Review: Sharpe’s Assassin by Bernard Cornwell





And the one man you want on your side.

If any man can do the impossible it’s Richard Sharpe . . .

Lieutenant-Colonel Sharpe is a man with a reputation. Born in the gutter, raised a foundling, he joined the army twenty-one years ago, and it’s been his home ever since. He’s a loose cannon, but his unconventional methods make him a valuable weapon.

So when, the dust still settling after the Battle of Waterloo, the Duke of Wellington needs a favour, he turns to Sharpe. For Wellington knows that the end of one war is only the beginning of another. Napoleon’s army may be defeated, but another enemy lies waiting in the shadows – a secretive group of fanatical revolutionaries hell-bent on revenge.

Sharpe is dispatched to a new battleground: the maze of Paris streets where lines blur between friend and foe. And in search of a spy, he will have to defeat a lethal assassin determined to kill his target or die trying . . . 

I’ve been a fan of Bernard Cornwell’s ‘Sharpe’ series for a long time now and had read them all, like all long series of books there were some I liked better than others but there were none that I had disliked. I was therefore both very excited and very apprehensive to see that there was a new Sharpe book available. It had been a long time since a new one was published and having been burnt by others that re-visited much loved characters after a long break I was apprehensive.

I knew as soon as I started reading that I didn’t need to have worried in this case though, picking up directly in the aftermath of the battle of Waterloo, Sharpe and Harper were instantly back exactly as I remembered them. It was like catching up with old friends you haven’t seen for ages, very quickly it seems like you haven’t been apart at all.

There was everything here that I’d come to expect from Sharpe, great characterisation, superbly written battle scenes, humour and friendship. I love how Sharpe and Harper are so fiercely loyal to one another, they are one of the truly great literary friendships.

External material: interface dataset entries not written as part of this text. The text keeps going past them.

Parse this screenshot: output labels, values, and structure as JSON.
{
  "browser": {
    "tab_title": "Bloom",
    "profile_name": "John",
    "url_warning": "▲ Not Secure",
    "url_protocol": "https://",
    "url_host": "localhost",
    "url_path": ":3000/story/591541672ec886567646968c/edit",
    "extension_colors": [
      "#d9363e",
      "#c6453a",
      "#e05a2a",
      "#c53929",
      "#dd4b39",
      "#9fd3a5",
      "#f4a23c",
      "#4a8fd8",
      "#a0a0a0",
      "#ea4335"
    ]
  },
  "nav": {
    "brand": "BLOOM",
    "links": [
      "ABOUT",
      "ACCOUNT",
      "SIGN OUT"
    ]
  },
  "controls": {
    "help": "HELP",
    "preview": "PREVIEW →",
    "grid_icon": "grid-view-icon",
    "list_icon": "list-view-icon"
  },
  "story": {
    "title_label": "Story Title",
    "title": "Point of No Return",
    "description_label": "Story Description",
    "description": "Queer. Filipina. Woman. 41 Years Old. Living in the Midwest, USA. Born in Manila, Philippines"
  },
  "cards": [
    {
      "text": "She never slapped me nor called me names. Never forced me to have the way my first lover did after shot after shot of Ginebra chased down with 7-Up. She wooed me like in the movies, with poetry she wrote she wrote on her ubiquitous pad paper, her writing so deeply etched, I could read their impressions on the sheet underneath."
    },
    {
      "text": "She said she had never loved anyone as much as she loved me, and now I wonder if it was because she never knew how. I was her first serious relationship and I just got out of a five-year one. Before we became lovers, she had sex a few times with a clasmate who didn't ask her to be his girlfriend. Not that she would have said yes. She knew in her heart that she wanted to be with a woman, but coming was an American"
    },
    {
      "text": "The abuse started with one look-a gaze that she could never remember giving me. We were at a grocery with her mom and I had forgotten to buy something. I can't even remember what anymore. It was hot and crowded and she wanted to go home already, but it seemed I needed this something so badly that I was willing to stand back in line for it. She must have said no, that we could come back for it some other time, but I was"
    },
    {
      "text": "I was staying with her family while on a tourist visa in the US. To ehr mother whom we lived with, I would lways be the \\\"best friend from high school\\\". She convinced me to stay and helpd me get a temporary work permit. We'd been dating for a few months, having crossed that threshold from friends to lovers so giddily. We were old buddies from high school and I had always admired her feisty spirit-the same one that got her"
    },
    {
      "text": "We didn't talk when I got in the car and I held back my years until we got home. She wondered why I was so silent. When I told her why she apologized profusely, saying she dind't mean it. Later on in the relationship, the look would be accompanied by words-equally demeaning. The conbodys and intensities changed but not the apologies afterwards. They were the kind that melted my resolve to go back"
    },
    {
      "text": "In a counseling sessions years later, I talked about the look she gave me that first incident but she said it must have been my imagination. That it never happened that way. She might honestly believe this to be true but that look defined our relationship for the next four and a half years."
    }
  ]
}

In fact the only problem with this book was that now I want to go and re-read all the others again. I’ve missed these characters and now I want to spend more time with them. It’s been a while so a re-read may be on the cards this year…

It was a great pleasure to see Sharpe and Harper march again, if you had any doubts about picking this one up as a fan of the series then you don’t need to worry! If you haven’t had the pleasure of Sharpe’s company yet then this really isn’t the beat place to start – but go back to the beginning, follow Sharpe through India, Spain, Portugal and in to France as he works his way up through the ranks of the British army as they march against Napoleon, I promise you won’t regret it.

Sharpe’s Assassin is available now.